The Student Advice and Individual Representation Service has summarised some guidance to help students have the information they need to navigate this potentially difficult time. If your studies have been affected by the Marking and Assessment Boycott, it is important to follow the right process to succeed in a desirable outcome. Further guidance can also be found on The Office for Students (OfS) website.
What to do:
Step 1: Contact the University
If you have had or will have your studies disrupted in any way by the industrial action, then you should contact your faculty in the first instance to discuss what they are doing to mitigate the impact.
The university should respond with understanding and a proactive approach to resolving issues. It is normally in the interests of everyone that issues are prevented before they occur. Raising concerns early gives the university an opportunity to put things right.
The Student Advice and Individual Representation Service are happy to give advice on how to resolve issues with the university. You can email us on email@example.com.
Step 2: Formal complaint to the university

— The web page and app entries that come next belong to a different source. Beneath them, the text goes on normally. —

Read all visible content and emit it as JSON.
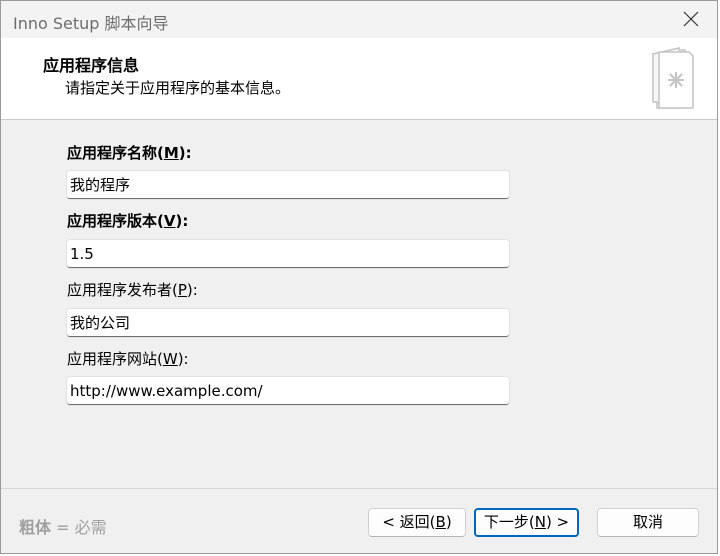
{
  "window": {
    "title": "Inno Setup 脚本向导"
  },
  "header": {
    "title": "应用程序信息",
    "description": "请指定关于应用程序的基本信息。"
  },
  "fields": [
    {
      "label_prefix": "应用程序名称(",
      "mnemonic": "M",
      "label_suffix": "):",
      "value": "我的程序",
      "required": true
    },
    {
      "label_prefix": "应用程序版本(",
      "mnemonic": "V",
      "label_suffix": "):",
      "value": "1.5",
      "required": true
    },
    {
      "label_prefix": "应用程序发布者(",
      "mnemonic": "P",
      "label_suffix": "):",
      "value": "我的公司",
      "required": false
    },
    {
      "label_prefix": "应用程序网站(",
      "mnemonic": "W",
      "label_suffix": "):",
      "value": "http://www.example.com/",
      "required": false
    }
  ],
  "footer": {
    "hint_bold": "粗体",
    "hint_rest": " = 必需"
  },
  "buttons": {
    "back": {
      "prefix": "< 返回(",
      "mnemonic": "B",
      "suffix": ")"
    },
    "next": {
      "prefix": "下一步(",
      "mnemonic": "N",
      "suffix": ") >"
    },
    "cancel": {
      "label": "取消"
    }
  },
  "icons": {
    "close": "close-icon",
    "wizard": "wizard-document-icon"
  },
  "colors": {
    "accent": "#0067c0",
    "header_bg": "#ffffff",
    "window_bg": "#f0f0f0",
    "hint_text": "#a0a0a0"
  }
}
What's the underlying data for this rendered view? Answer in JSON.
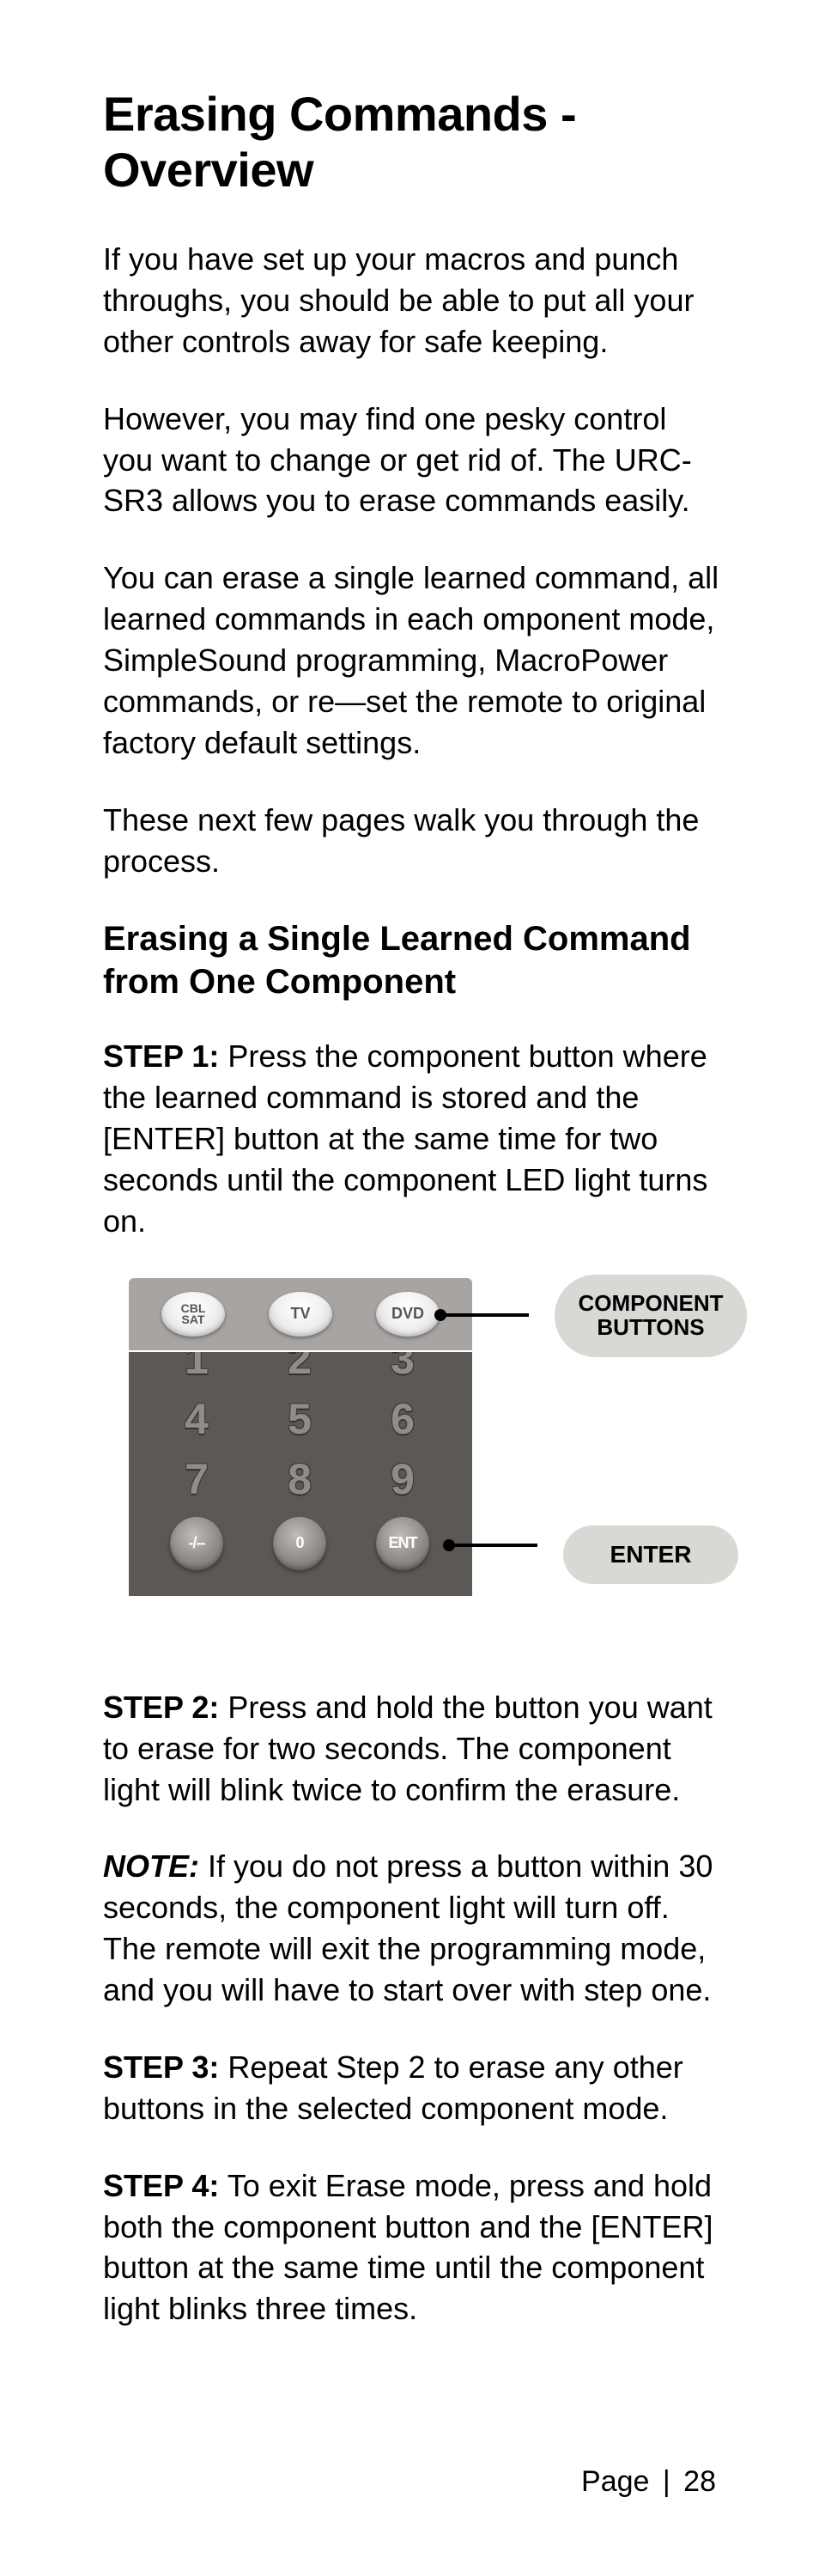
{
  "title": "Erasing Commands - Overview",
  "paragraphs": {
    "p1": "If you have set up your macros and punch throughs, you should be able to put all your other controls away for safe keeping.",
    "p2": "However, you may find one pesky control you want to change or get rid of.  The URC- SR3 allows you to erase commands easily.",
    "p3": "You can erase a single learned command, all learned commands in each omponent mode, SimpleSound programming, MacroPower commands, or re—set the remote to original factory default settings.",
    "p4": "These next few pages walk you through the process."
  },
  "subhead": "Erasing a Single Learned Command from One Component",
  "steps": {
    "s1_label": "STEP 1:",
    "s1_text": " Press the component button where the learned command is stored and the [ENTER] button at the same time for two seconds until the component LED light turns on.",
    "s2_label": "STEP 2:",
    "s2_text": " Press and hold the button you want to erase for two seconds. The component light will blink twice to confirm the erasure.",
    "note_label": "NOTE:",
    "note_text": " If you do not press a button within 30 seconds, the component light will turn off. The remote will exit the programming mode, and you will have to start over with step one.",
    "s3_label": "STEP 3:",
    "s3_text": " Repeat Step 2 to erase any other buttons in the selected component mode.",
    "s4_label": "STEP 4:",
    "s4_text": " To exit Erase mode, press and hold both the component button and the [ENTER] button at the same time until the component light blinks three times."
  },
  "remote": {
    "comp_buttons": {
      "cbl": "CBL\nSAT",
      "tv": "TV",
      "dvd": "DVD"
    },
    "digits": {
      "d1": "1",
      "d2": "2",
      "d3": "3",
      "d4": "4",
      "d5": "5",
      "d6": "6",
      "d7": "7",
      "d8": "8",
      "d9": "9",
      "d0": "0"
    },
    "dash_btn": "-/--",
    "ent_btn": "ENT",
    "callout_component": "COMPONENT BUTTONS",
    "callout_enter": "ENTER"
  },
  "footer": {
    "page_word": "Page",
    "sep": "|",
    "num": "28"
  }
}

If your problem is not effectively resolved through discussions with the university, you have the right to make a formal complaint. You can access quick advice on Complaints (oustudents.com), you will also be able to find a link to the complaints process. The Student Advice and Individual Representation Service will be more than happy to guide you through the complaints process.
Step 3: The Office of The Independent Adjudicator (OIA) for Higher Education:

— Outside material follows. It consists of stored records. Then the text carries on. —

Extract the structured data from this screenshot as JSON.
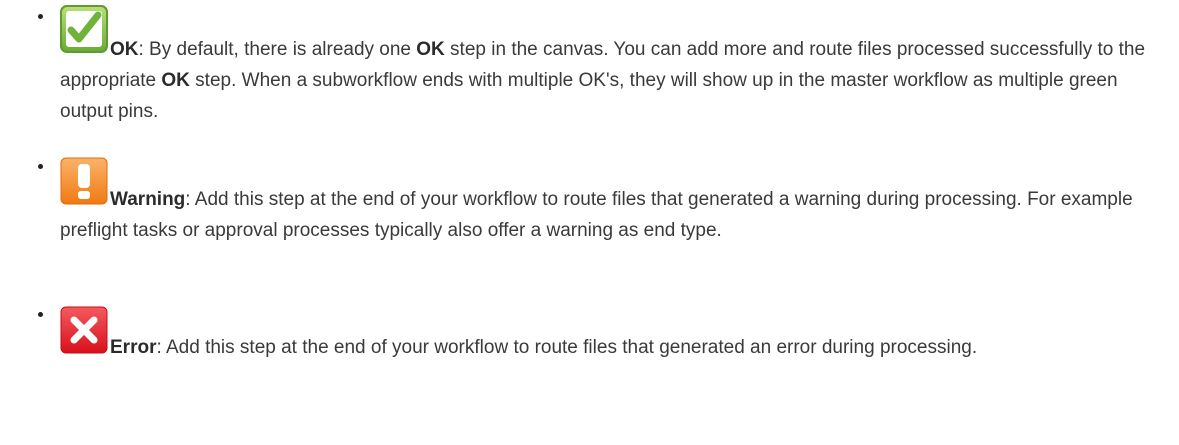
{
  "items": [
    {
      "icon": "green-check-icon",
      "label": "OK",
      "text_a": ": By default, there is already one ",
      "inline_label": "OK",
      "text_b": " step in the canvas. You can add more and route files processed successfully to the appropriate ",
      "inline_label_2": "OK",
      "text_c": " step. When a subworkflow ends with multiple OK's, they will show up in the master workflow as multiple green output pins."
    },
    {
      "icon": "orange-warning-icon",
      "label": "Warning",
      "text_a": ": Add this step at the end of your workflow to route files that generated a warning during processing. For example preflight tasks or approval processes typically also offer a warning as end type."
    },
    {
      "icon": "red-x-icon",
      "label": "Error",
      "text_a": ": Add this step at the end of your workflow to route files that generated an error during processing."
    }
  ],
  "colors": {
    "ok_green": "#7ac142",
    "warning_orange": "#f58220",
    "error_red": "#e8202a",
    "text": "#3a3a3a"
  }
}
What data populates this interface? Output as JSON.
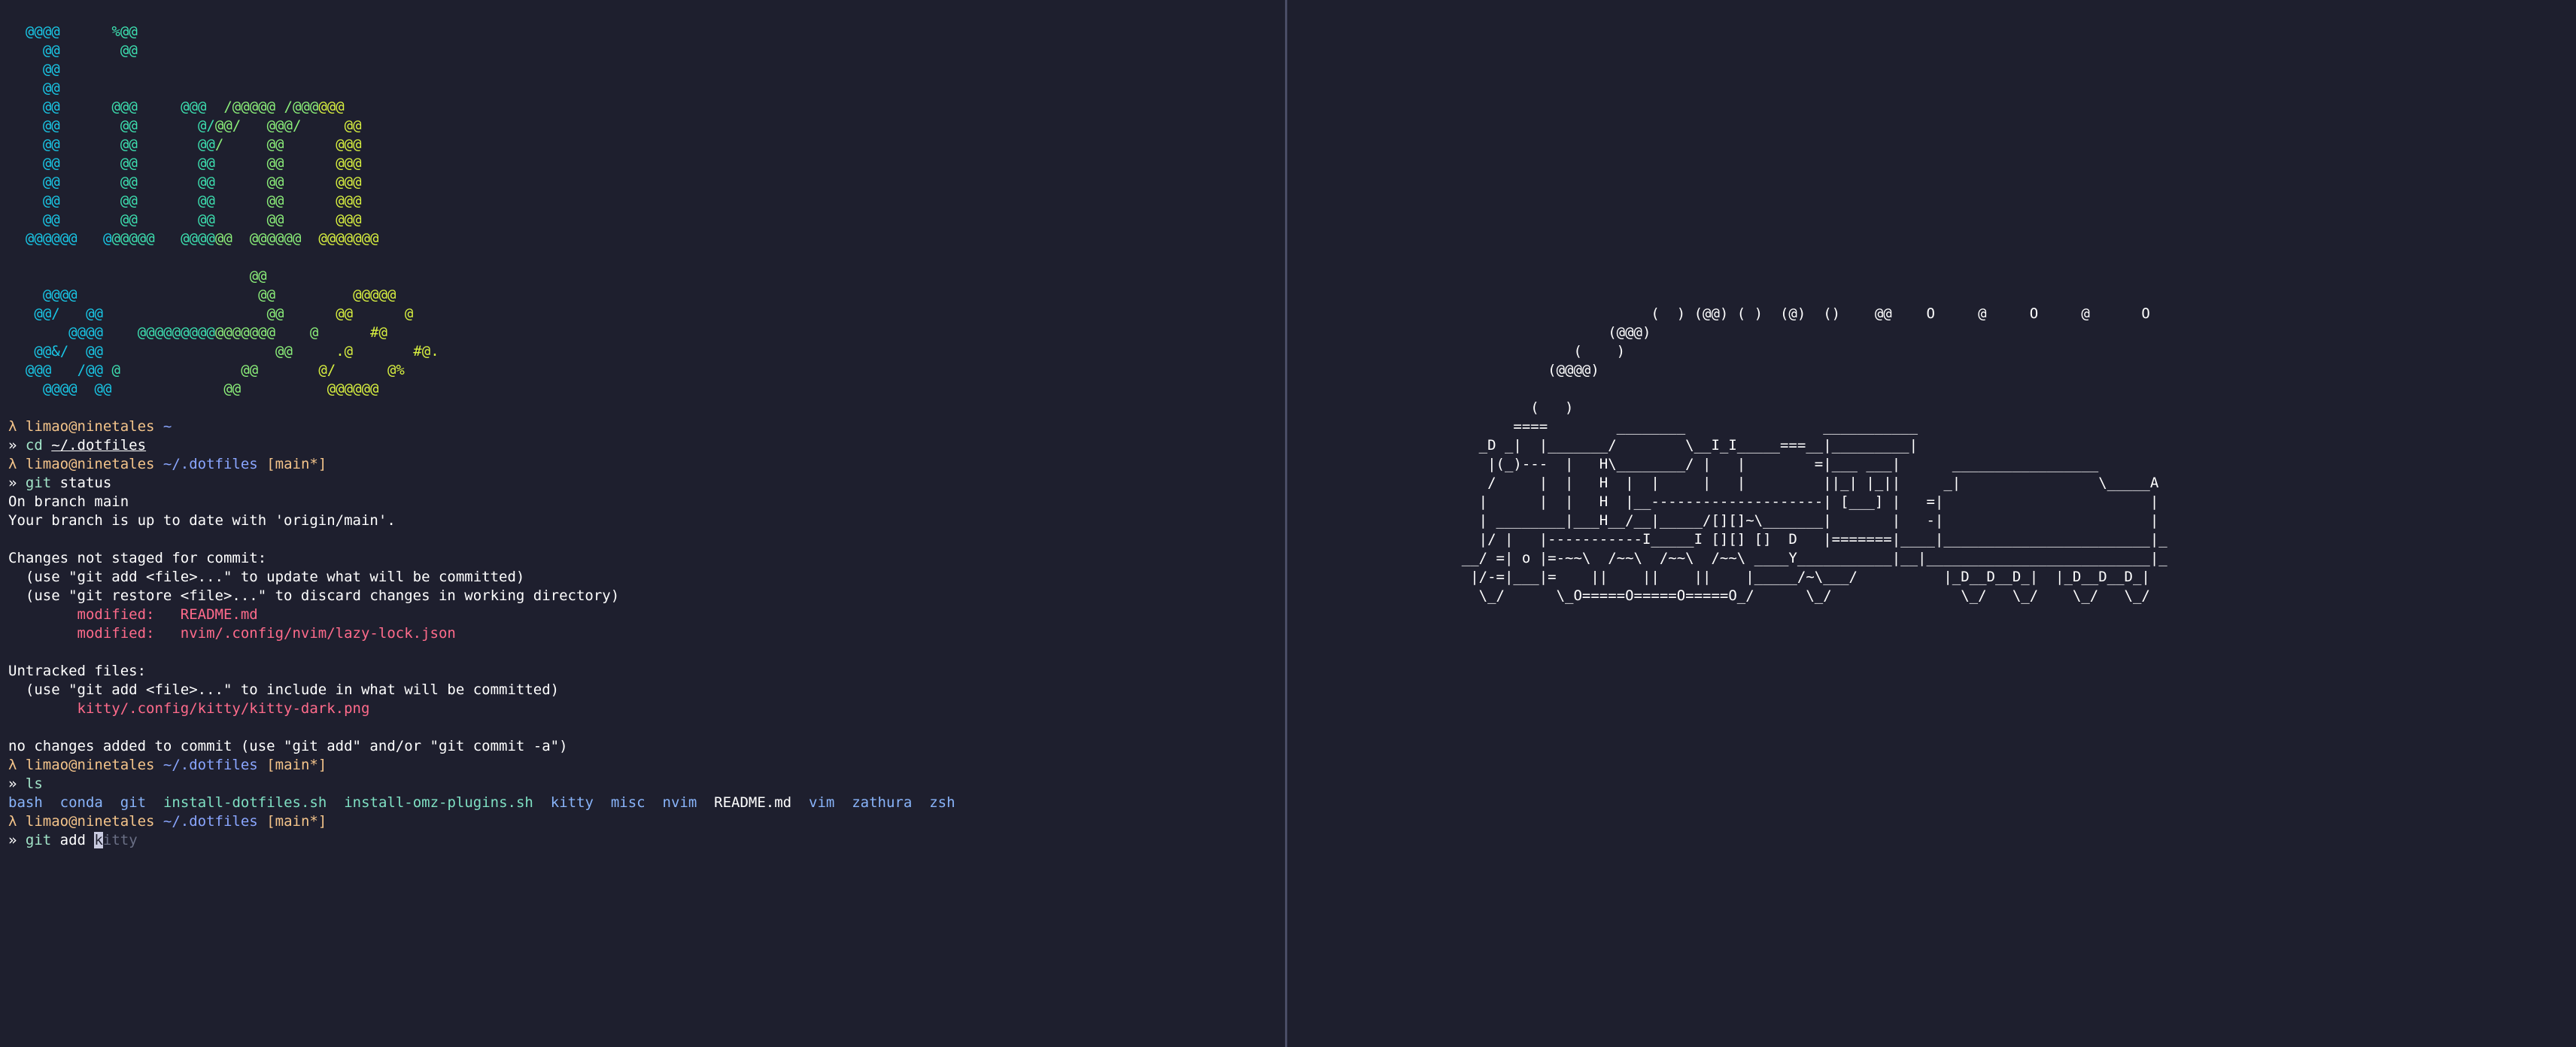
{
  "logo_rows": [
    "  @@@@      %@@",
    "    @@       @@",
    "    @@",
    "    @@",
    "    @@      @@@     @@@  /@@@@@ /@@@@@@",
    "    @@       @@       @/@@/   @@@/     @@",
    "    @@       @@       @@/     @@      @@@",
    "    @@       @@       @@      @@      @@@",
    "    @@       @@       @@      @@      @@@",
    "    @@       @@       @@      @@      @@@",
    "    @@       @@       @@      @@      @@@",
    "  @@@@@@   @@@@@@   @@@@@@  @@@@@@  @@@@@@@",
    "",
    "                            @@",
    "    @@@@                     @@         @@@@@",
    "   @@/   @@                   @@      @@      @",
    "       @@@@    @@@@@@@@@@@@@@@@    @      #@",
    "   @@&/  @@                    @@     .@       #@.",
    "  @@@   /@@ @              @@       @/      @%",
    "    @@@@  @@             @@          @@@@@@"
  ],
  "logo_colors": [
    "#19c7e6",
    "#3de0b0",
    "#8cf07a",
    "#d8f040"
  ],
  "terminal": {
    "prompt_user": "λ limao@ninetales",
    "lines": [
      {
        "type": "prompt",
        "path": "~",
        "branch": ""
      },
      {
        "type": "cmd",
        "cmd": "cd",
        "arg": "~/.dotfiles"
      },
      {
        "type": "prompt",
        "path": "~/.dotfiles",
        "branch": "[main*]"
      },
      {
        "type": "cmd",
        "cmd": "git",
        "arg": "status"
      },
      {
        "type": "text",
        "text": "On branch main"
      },
      {
        "type": "text",
        "text": "Your branch is up to date with 'origin/main'."
      },
      {
        "type": "text",
        "text": ""
      },
      {
        "type": "text",
        "text": "Changes not staged for commit:"
      },
      {
        "type": "text",
        "text": "  (use \"git add <file>...\" to update what will be committed)"
      },
      {
        "type": "text",
        "text": "  (use \"git restore <file>...\" to discard changes in working directory)"
      },
      {
        "type": "mod",
        "text": "        modified:   README.md"
      },
      {
        "type": "mod",
        "text": "        modified:   nvim/.config/nvim/lazy-lock.json"
      },
      {
        "type": "text",
        "text": ""
      },
      {
        "type": "text",
        "text": "Untracked files:"
      },
      {
        "type": "text",
        "text": "  (use \"git add <file>...\" to include in what will be committed)"
      },
      {
        "type": "mod",
        "text": "        kitty/.config/kitty/kitty-dark.png"
      },
      {
        "type": "text",
        "text": ""
      },
      {
        "type": "text",
        "text": "no changes added to commit (use \"git add\" and/or \"git commit -a\")"
      },
      {
        "type": "prompt",
        "path": "~/.dotfiles",
        "branch": "[main*]"
      },
      {
        "type": "cmd",
        "cmd": "ls",
        "arg": ""
      },
      {
        "type": "ls"
      },
      {
        "type": "prompt",
        "path": "~/.dotfiles",
        "branch": "[main*]"
      },
      {
        "type": "input",
        "cmd": "git",
        "arg": "add",
        "cursor": "k",
        "suggest": "itty"
      }
    ],
    "cmd_prefix": "»",
    "ls_items": [
      {
        "name": "bash",
        "kind": "dir"
      },
      {
        "name": "conda",
        "kind": "dir"
      },
      {
        "name": "git",
        "kind": "dir"
      },
      {
        "name": "install-dotfiles.sh",
        "kind": "exec"
      },
      {
        "name": "install-omz-plugins.sh",
        "kind": "exec"
      },
      {
        "name": "kitty",
        "kind": "dir"
      },
      {
        "name": "misc",
        "kind": "dir"
      },
      {
        "name": "nvim",
        "kind": "dir"
      },
      {
        "name": "README.md",
        "kind": "file"
      },
      {
        "name": "vim",
        "kind": "dir"
      },
      {
        "name": "zathura",
        "kind": "dir"
      },
      {
        "name": "zsh",
        "kind": "dir"
      }
    ]
  },
  "train_rows": [
    "                          (  ) (@@) ( )  (@)  ()    @@    O     @     O     @      O",
    "                     (@@@)",
    "                 (    )",
    "              (@@@@)",
    "",
    "            (   )",
    "          ====        ________                ___________",
    "      _D _|  |_______/        \\__I_I_____===__|_________|",
    "       |(_)---  |   H\\________/ |   |        =|___ ___|      _________________",
    "       /     |  |   H  |  |     |   |         ||_| |_||     _|                \\_____A",
    "      |      |  |   H  |__--------------------| [___] |   =|                        |",
    "      | ________|___H__/__|_____/[][]~\\_______|       |   -|                        |",
    "      |/ |   |-----------I_____I [][] []  D   |=======|____|________________________|_",
    "    __/ =| o |=-~~\\  /~~\\  /~~\\  /~~\\ ____Y___________|__|__________________________|_",
    "     |/-=|___|=    ||    ||    ||    |_____/~\\___/          |_D__D__D_|  |_D__D__D_|",
    "      \\_/      \\_O=====O=====O=====O_/      \\_/               \\_/   \\_/    \\_/   \\_/"
  ]
}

If you are not satisfied with the University’s efforts to resolve your complaint, the next step is to contact the OIA. The OIA is an ombudsman scheme which looks at whether a higher education provider has fair procedures, whether it has followed those procedures correctly, and whether the outcome for the student is reasonable.
The service provided by the OIA is free to students. To access it you must have taken your complaint through your university/college’s formal process and been issued with a ‘Completion of Procedures Letter’. If your complaint is eligible, the OIA will review it and determine whether your complaint is justified.
The OIA has produced some information about their approach to complaints made by students affected by the industrial action, which you can read here. There are also some useful case summaries which can give guidance as to the kinds of cases that have been upheld in the past.
For further details on the Marking and Assessment boycott, please visit the UCU FAQ section. If you would like to know the associations stand on this issue, please read the Association’s Statement on UCU Marking Boycott. We also encourage you to review the universities communication to students regarding the boycott.